RECORD EXTRACTS:
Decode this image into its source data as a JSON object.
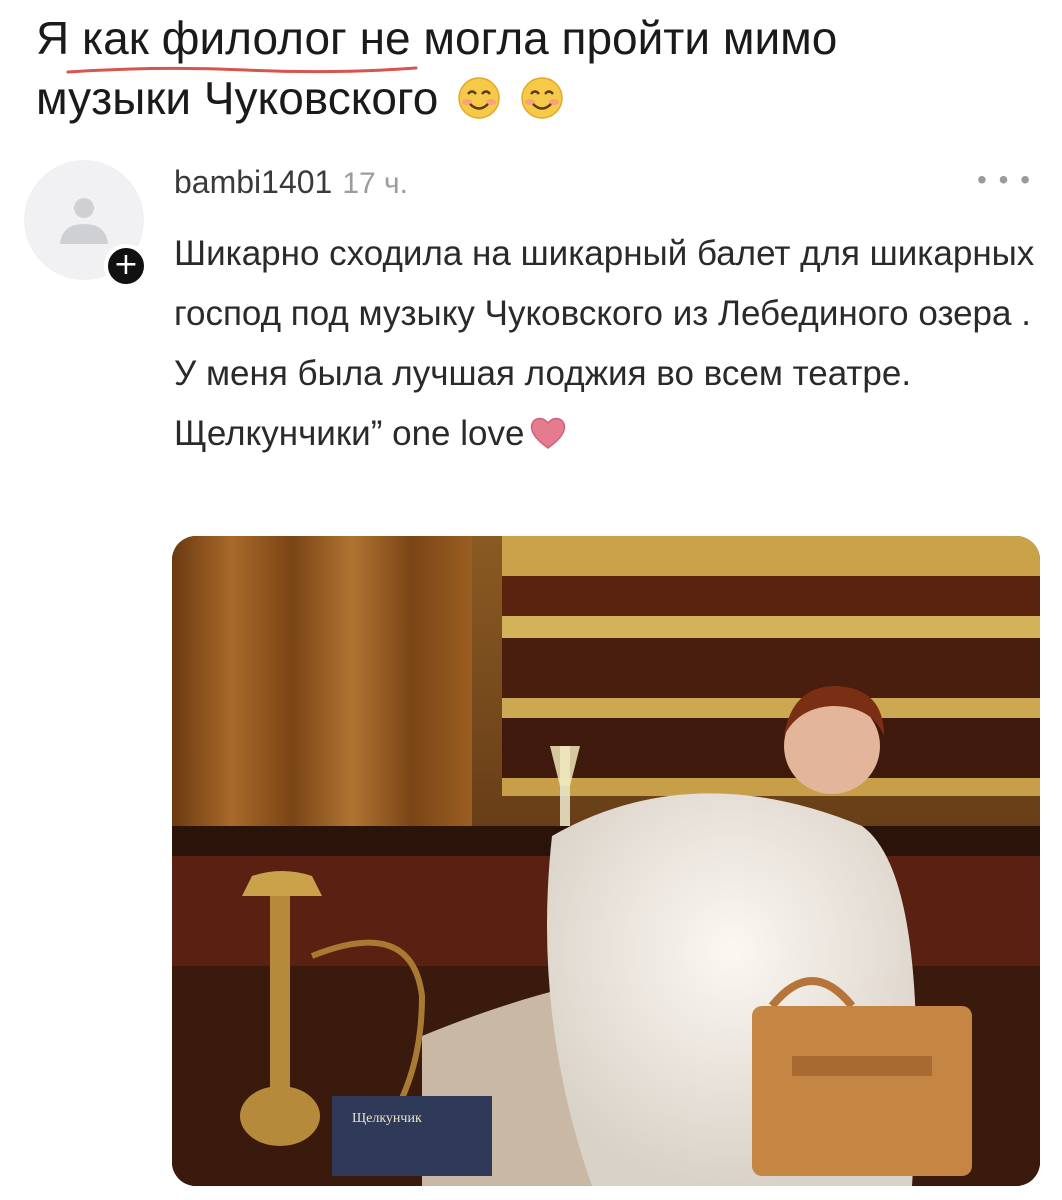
{
  "caption": {
    "line1": "Я как филолог не могла пройти мимо",
    "line2": "музыки Чуковского",
    "emojis": [
      "smiling-face-icon",
      "smiling-face-icon"
    ]
  },
  "post": {
    "username": "bambi1401",
    "time": "17 ч.",
    "more_icon": "more-icon",
    "follow_icon": "plus-icon",
    "text_lines": [
      "Шикарно сходила на шикарный балет для шикарных господ под музыку Чуковского из Лебединого озера .",
      "У меня была лучшая лоджия во всем театре.",
      "Щелкунчики” one love"
    ],
    "heart_icon": "heart-icon",
    "photo": {
      "book_title": "Щелкунчик"
    }
  },
  "colors": {
    "underline": "#d9534f",
    "text": "#2a2a2a",
    "muted": "#9c9c9c",
    "heart": "#e57b8f"
  }
}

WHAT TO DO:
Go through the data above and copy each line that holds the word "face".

RESULT:
      "smiling-face-icon",
      "smiling-face-icon"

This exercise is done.